◆ **EXERCISE AIM**
Only the pictures stay out; please return all the entries below exactly as written.

◆ **RECORD SET**
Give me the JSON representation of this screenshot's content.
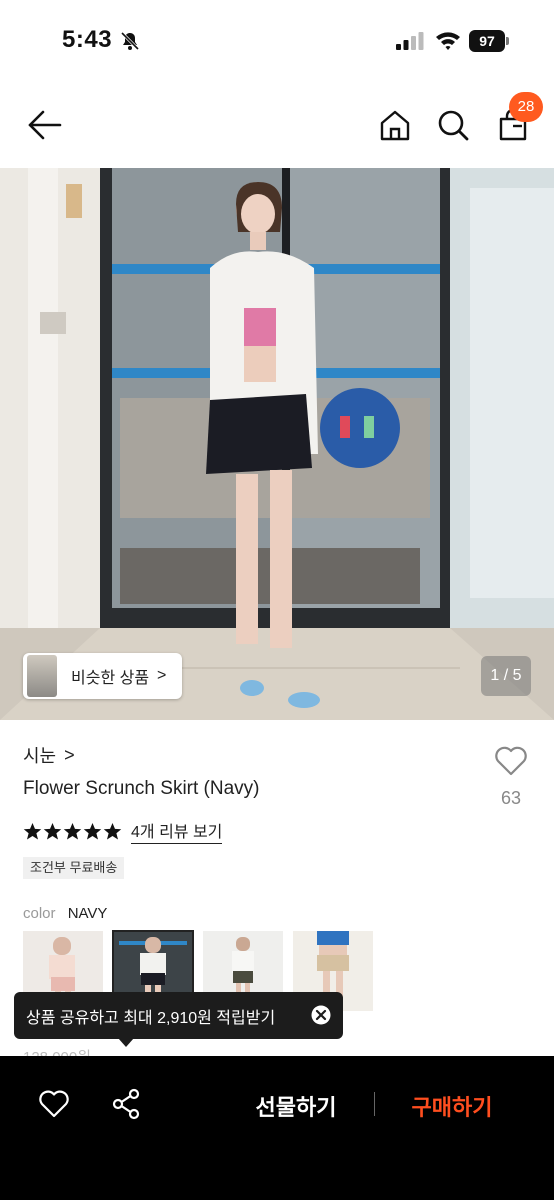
{
  "status_bar": {
    "time": "5:43",
    "battery": "97",
    "icons": [
      "bell-slash-icon",
      "signal-icon",
      "wifi-icon",
      "battery-icon"
    ]
  },
  "header": {
    "icons": [
      "back-arrow-icon",
      "home-icon",
      "search-icon",
      "shopping-bag-icon"
    ],
    "cart_count": "28"
  },
  "gallery": {
    "similar_button_label": "비슷한 상품",
    "similar_button_chevron": ">",
    "counter": "1 / 5",
    "current_index": 1,
    "total": 5
  },
  "product": {
    "brand": "시눈",
    "brand_chevron": ">",
    "name": "Flower Scrunch Skirt (Navy)",
    "like_count": "63",
    "rating_stars": 5,
    "review_link": "4개 리뷰 보기",
    "shipping_tag": "조건부 무료배송",
    "color_label": "color",
    "color_value": "NAVY",
    "swatch_count": 4,
    "selected_swatch": 1,
    "price_peek": "128,000원"
  },
  "toast": {
    "message": "상품 공유하고 최대 2,910원 적립받기"
  },
  "bottom_bar": {
    "gift_label": "선물하기",
    "buy_label": "구매하기"
  },
  "colors": {
    "accent": "#ff5a1f",
    "buy_text": "#ff4e1f",
    "bottom_bar_bg": "#000000",
    "toast_bg": "#1c1c1c"
  }
}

◆ **YOUR RESPONSE**
Give me the JSON representation of this screenshot's content.
{
  "status_bar": {
    "time": "5:43",
    "battery": "97",
    "icons": [
      "bell-slash-icon",
      "signal-icon",
      "wifi-icon",
      "battery-icon"
    ]
  },
  "header": {
    "icons": [
      "back-arrow-icon",
      "home-icon",
      "search-icon",
      "shopping-bag-icon"
    ],
    "cart_count": "28"
  },
  "gallery": {
    "similar_button_label": "비슷한 상품",
    "similar_button_chevron": ">",
    "counter": "1 / 5",
    "current_index": 1,
    "total": 5
  },
  "product": {
    "brand": "시눈",
    "brand_chevron": ">",
    "name": "Flower Scrunch Skirt (Navy)",
    "like_count": "63",
    "rating_stars": 5,
    "review_link": "4개 리뷰 보기",
    "shipping_tag": "조건부 무료배송",
    "color_label": "color",
    "color_value": "NAVY",
    "swatch_count": 4,
    "selected_swatch": 1,
    "price_peek": "128,000원"
  },
  "toast": {
    "message": "상품 공유하고 최대 2,910원 적립받기"
  },
  "bottom_bar": {
    "gift_label": "선물하기",
    "buy_label": "구매하기"
  },
  "colors": {
    "accent": "#ff5a1f",
    "buy_text": "#ff4e1f",
    "bottom_bar_bg": "#000000",
    "toast_bg": "#1c1c1c"
  }
}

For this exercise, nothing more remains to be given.